Living my whole life in Arkansas, US, I'm certain that "if I were" is never used by locals. Instead, phrases like "if I was," "you was," and "they was," have replaced their equivalents in other regions. I've heard these so often that I think it's necessary to ask if they are grammatically correct as a part of a southern dialect. Does their appearance in a certain region as acceptable excuse their application in formal writing? Personally, I indeed believe that anything not found in generic, "accent-free" areas should not be considered correct. But officially within a southern US dialect, are these constructions grammatical?
This question is the stuff grammar wars are fought over.
Personally, I don't think I've ever heard anyone say "if I were", and I've lived all over the US except the south. The lay idea being, you would say, "I was a king," not, "I were a king," so why should you say, "If I were a king," instead of, "If I was a king"?
This is called the "subjunctive mood" and is used to indicate that the statement is untrue or wistful. "If I were..." or "I wish I were..." are the typical structures for "subjunctive mood" statements.

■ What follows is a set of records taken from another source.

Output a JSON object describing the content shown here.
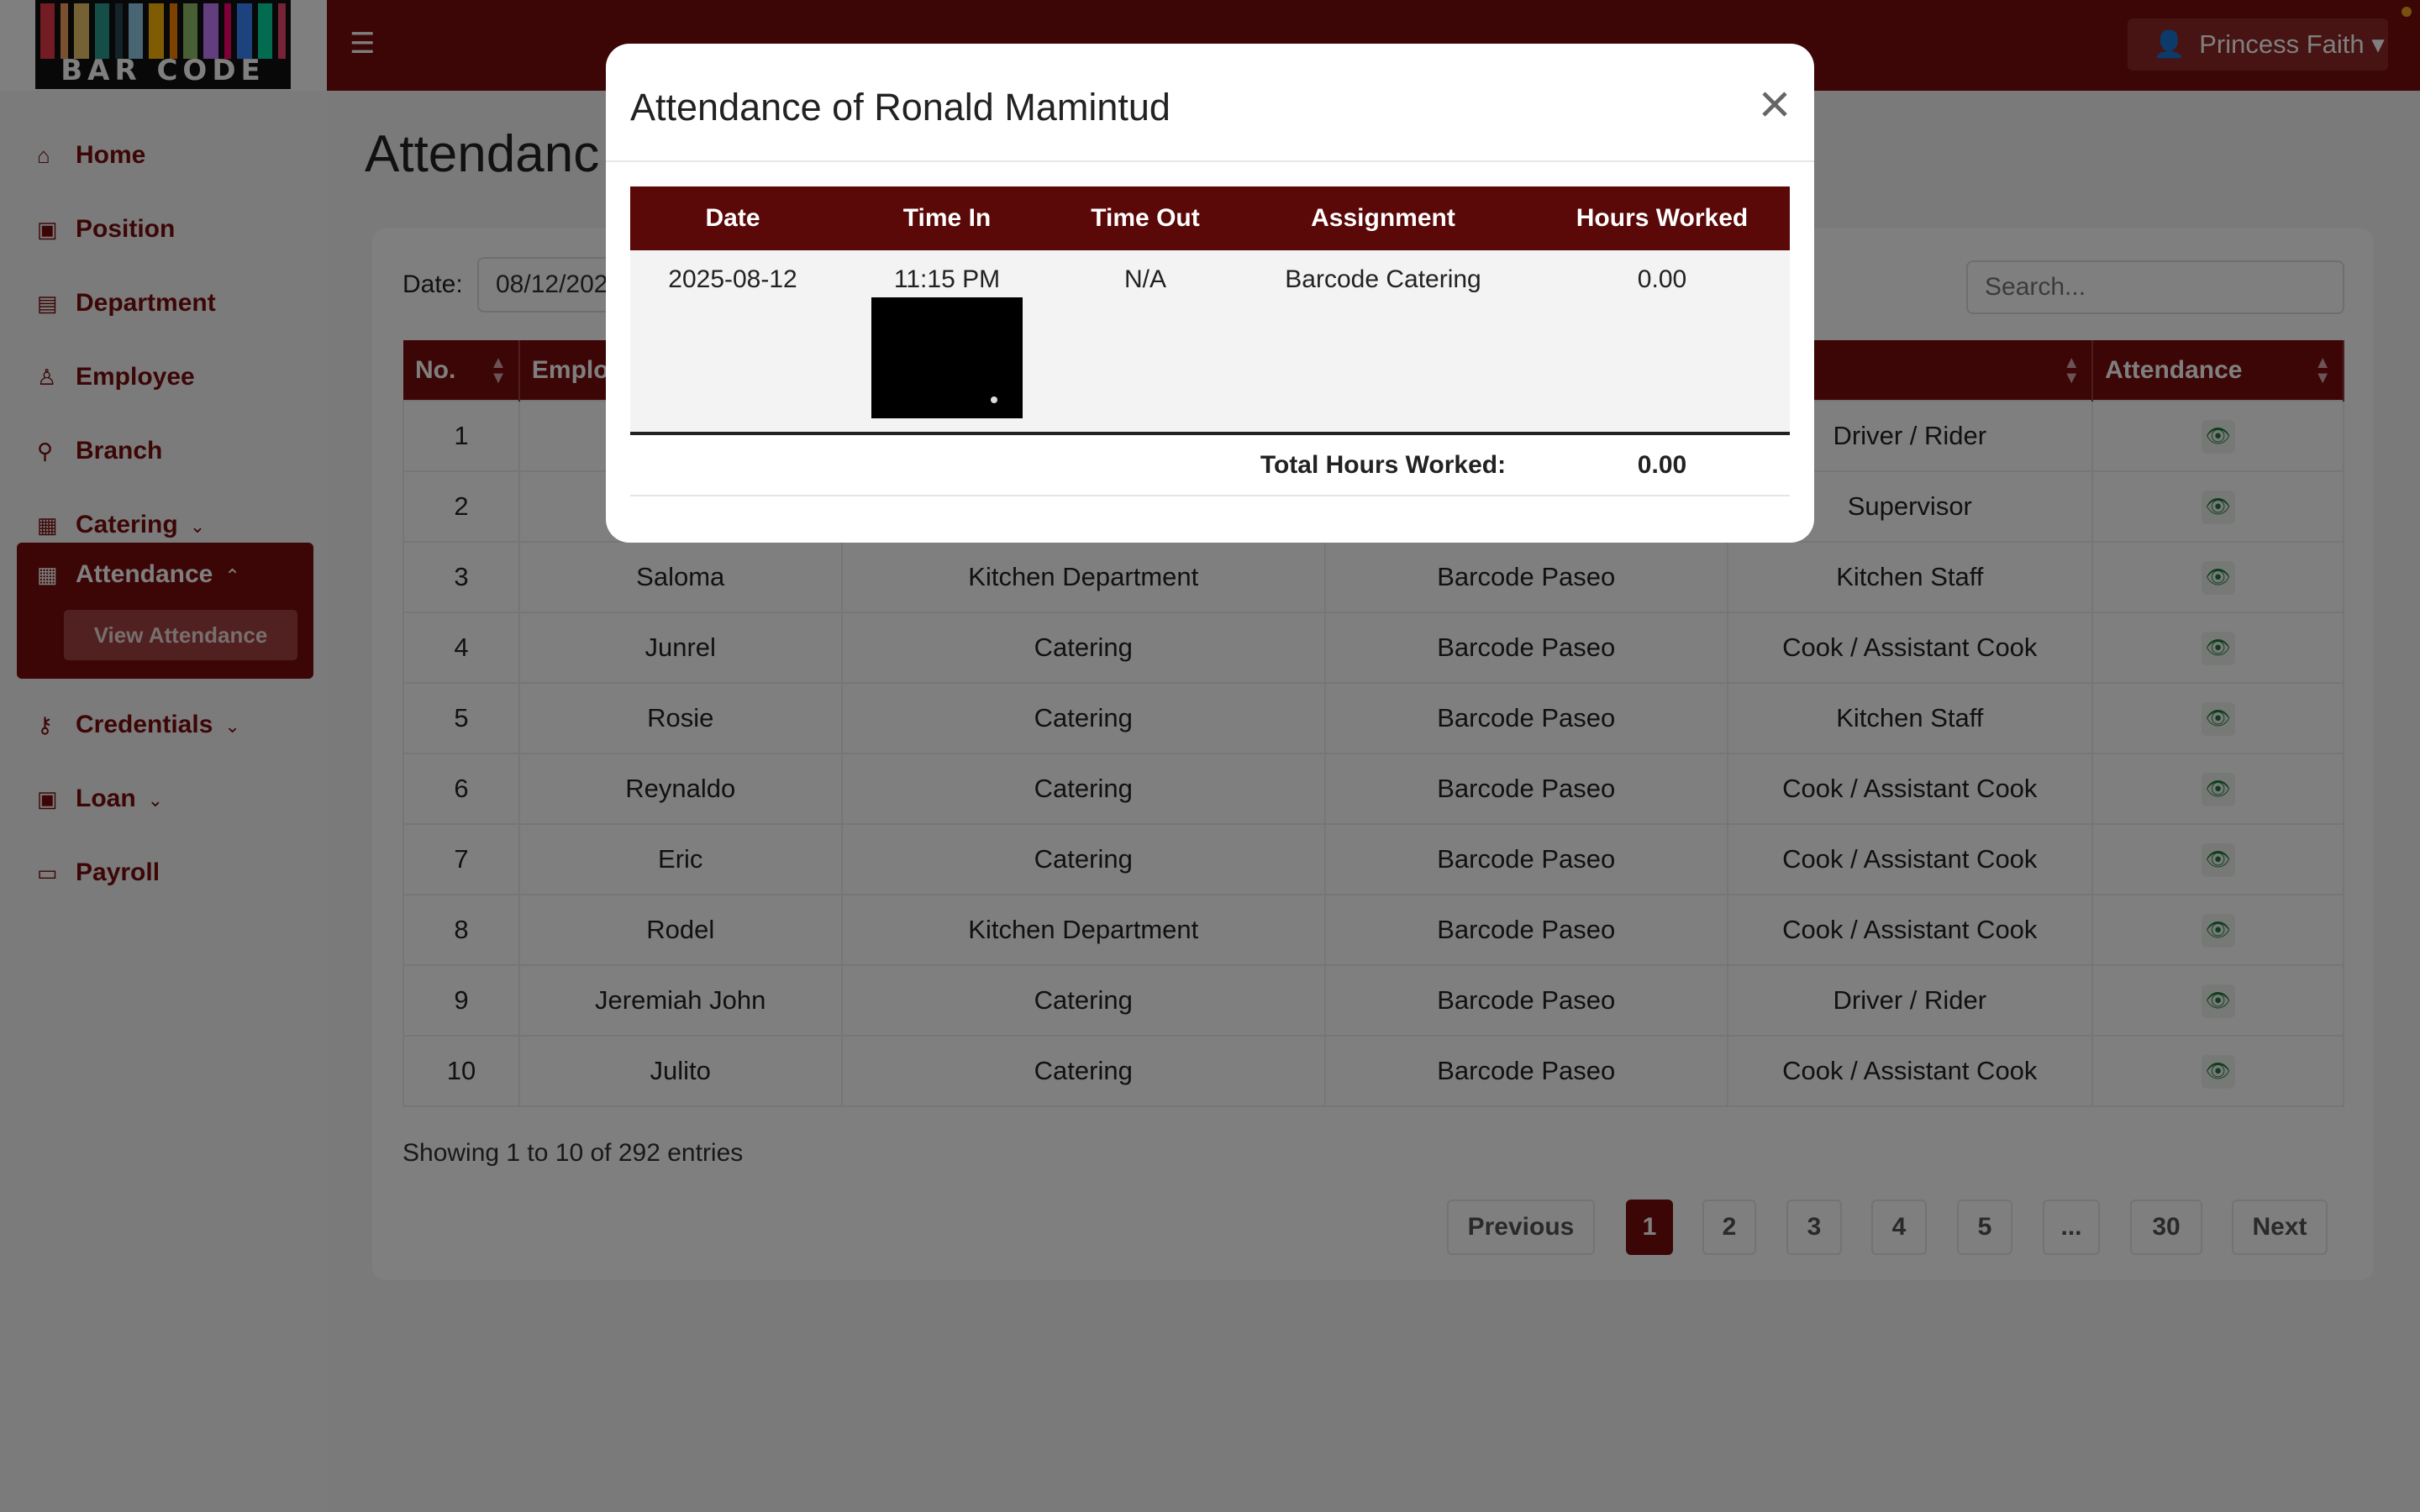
{
  "app": {
    "logo_text": "BAR CODE",
    "logo_colors": [
      "#e63946",
      "#f4a261",
      "#e9c46a",
      "#2a9d8f",
      "#264653",
      "#8ecae6",
      "#ffb703",
      "#fb8500",
      "#90be6d",
      "#c77dff",
      "#ff006e",
      "#3a86ff",
      "#06d6a0",
      "#ef476f"
    ],
    "accent": "#7a0c0c",
    "user_name": "Princess Faith"
  },
  "sidebar": {
    "items": [
      {
        "label": "Home",
        "icon": "home-icon"
      },
      {
        "label": "Position",
        "icon": "badge-icon"
      },
      {
        "label": "Department",
        "icon": "building-icon"
      },
      {
        "label": "Employee",
        "icon": "user-icon"
      },
      {
        "label": "Branch",
        "icon": "branch-icon"
      },
      {
        "label": "Catering",
        "icon": "catering-icon"
      },
      {
        "label": "Attendance",
        "icon": "calendar-icon"
      },
      {
        "label": "Credentials",
        "icon": "key-icon"
      },
      {
        "label": "Loan",
        "icon": "cash-icon"
      },
      {
        "label": "Payroll",
        "icon": "card-icon"
      }
    ],
    "sub_item": "View Attendance"
  },
  "main": {
    "title": "Attendanc",
    "date_label": "Date:",
    "date_value": "08/12/202",
    "search_placeholder": "Search...",
    "columns": [
      "No.",
      "Emplo",
      "",
      "",
      "on",
      "Attendance"
    ],
    "rows": [
      {
        "no": "1",
        "name": "",
        "department": "",
        "branch": "",
        "position": "Driver / Rider"
      },
      {
        "no": "2",
        "name": "",
        "department": "",
        "branch": "",
        "position": "Supervisor"
      },
      {
        "no": "3",
        "name": "Saloma",
        "department": "Kitchen Department",
        "branch": "Barcode Paseo",
        "position": "Kitchen Staff"
      },
      {
        "no": "4",
        "name": "Junrel",
        "department": "Catering",
        "branch": "Barcode Paseo",
        "position": "Cook / Assistant Cook"
      },
      {
        "no": "5",
        "name": "Rosie",
        "department": "Catering",
        "branch": "Barcode Paseo",
        "position": "Kitchen Staff"
      },
      {
        "no": "6",
        "name": "Reynaldo",
        "department": "Catering",
        "branch": "Barcode Paseo",
        "position": "Cook / Assistant Cook"
      },
      {
        "no": "7",
        "name": "Eric",
        "department": "Catering",
        "branch": "Barcode Paseo",
        "position": "Cook / Assistant Cook"
      },
      {
        "no": "8",
        "name": "Rodel",
        "department": "Kitchen Department",
        "branch": "Barcode Paseo",
        "position": "Cook / Assistant Cook"
      },
      {
        "no": "9",
        "name": "Jeremiah John",
        "department": "Catering",
        "branch": "Barcode Paseo",
        "position": "Driver / Rider"
      },
      {
        "no": "10",
        "name": "Julito",
        "department": "Catering",
        "branch": "Barcode Paseo",
        "position": "Cook / Assistant Cook"
      }
    ],
    "entries_info": "Showing 1 to 10 of 292 entries",
    "pagination": [
      "Previous",
      "1",
      "2",
      "3",
      "4",
      "5",
      "...",
      "30",
      "Next"
    ],
    "active_page": "1"
  },
  "modal": {
    "title": "Attendance of Ronald Mamintud",
    "columns": [
      "Date",
      "Time In",
      "Time Out",
      "Assignment",
      "Hours Worked"
    ],
    "record": {
      "date": "2025-08-12",
      "time_in": "11:15 PM",
      "time_out": "N/A",
      "assignment": "Barcode Catering",
      "hours": "0.00"
    },
    "total_label": "Total Hours Worked:",
    "total_value": "0.00"
  }
}
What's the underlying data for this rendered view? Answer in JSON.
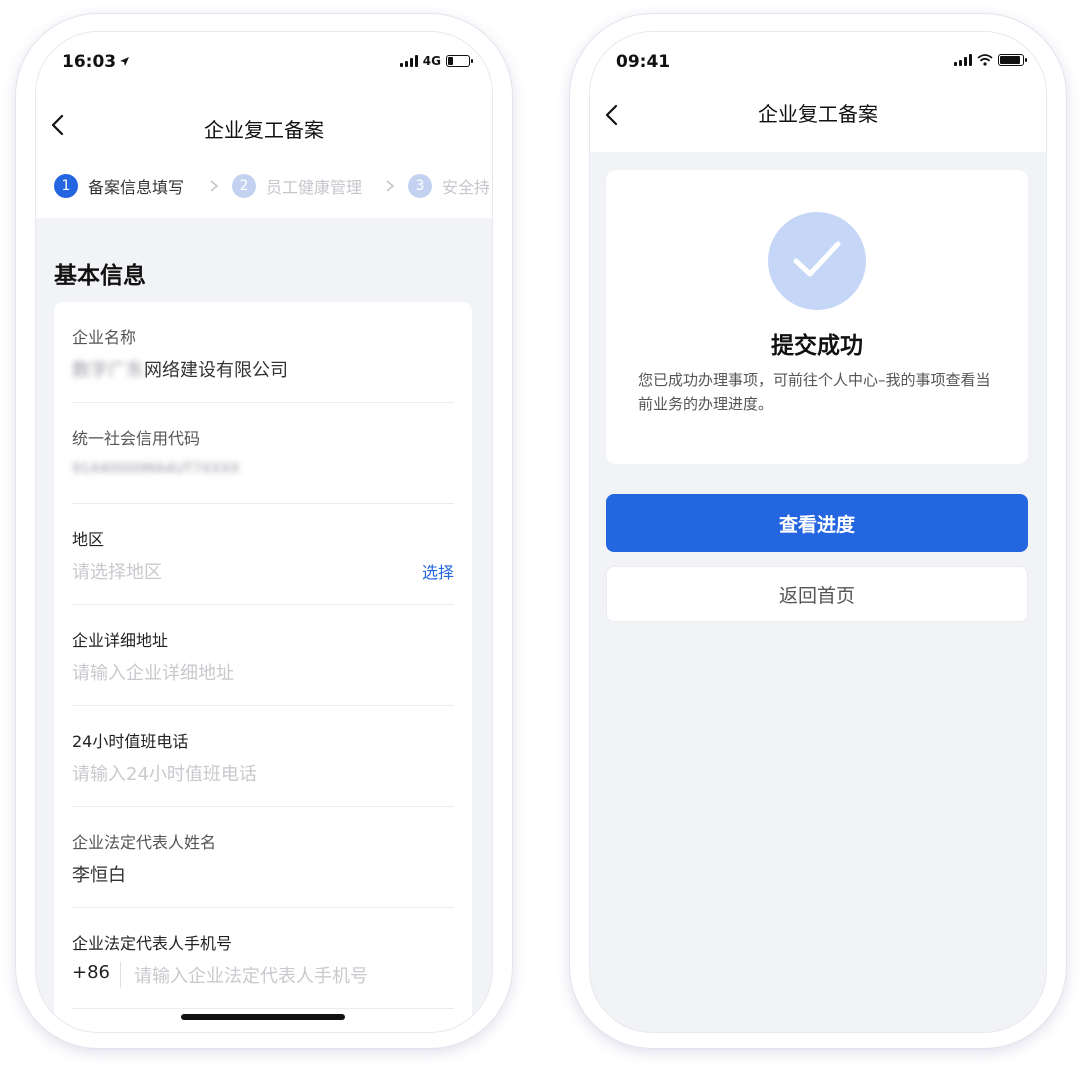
{
  "left_screen": {
    "status_bar": {
      "time": "16:03",
      "network": "4G"
    },
    "nav": {
      "title": "企业复工备案"
    },
    "steps": [
      {
        "num": "1",
        "label": "备案信息填写",
        "state": "active"
      },
      {
        "num": "2",
        "label": "员工健康管理",
        "state": "inactive"
      },
      {
        "num": "3",
        "label": "安全持",
        "state": "inactive"
      }
    ],
    "section_title": "基本信息",
    "fields": {
      "company_name": {
        "label": "企业名称",
        "value_blurred": "数字广东",
        "value": "网络建设有限公司"
      },
      "credit_code": {
        "label": "统一社会信用代码",
        "value_blurred": "91440000MA4UT7XXXX"
      },
      "region": {
        "label": "地区",
        "placeholder": "请选择地区",
        "action": "选择"
      },
      "address": {
        "label": "企业详细地址",
        "placeholder": "请输入企业详细地址"
      },
      "hotline": {
        "label": "24小时值班电话",
        "placeholder": "请输入24小时值班电话"
      },
      "legal_rep": {
        "label": "企业法定代表人姓名",
        "value": "李恒白"
      },
      "legal_phone": {
        "label": "企业法定代表人手机号",
        "country_code": "+86",
        "placeholder": "请输入企业法定代表人手机号"
      }
    }
  },
  "right_screen": {
    "status_bar": {
      "time": "09:41"
    },
    "nav": {
      "title": "企业复工备案"
    },
    "success": {
      "title": "提交成功",
      "description": "您已成功办理事项，可前往个人中心–我的事项查看当前业务的办理进度。"
    },
    "buttons": {
      "primary": "查看进度",
      "secondary": "返回首页"
    }
  },
  "colors": {
    "accent": "#2366e0",
    "step_inactive": "#c4d2f1",
    "check_bg": "#c6d6f7",
    "page_bg": "#f2f3f6"
  },
  "icons": [
    "back-arrow-icon",
    "location-arrow-icon",
    "signal-icon",
    "battery-icon",
    "wifi-icon",
    "chevron-right-icon",
    "checkmark-icon"
  ]
}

So, is it now grammatically correct to dispense with the subjunctive mood? That's a matter of opinion, but if you ask most people they'd probably say, "What's a subjunctive mood?" If I was braver, I would voice my preference.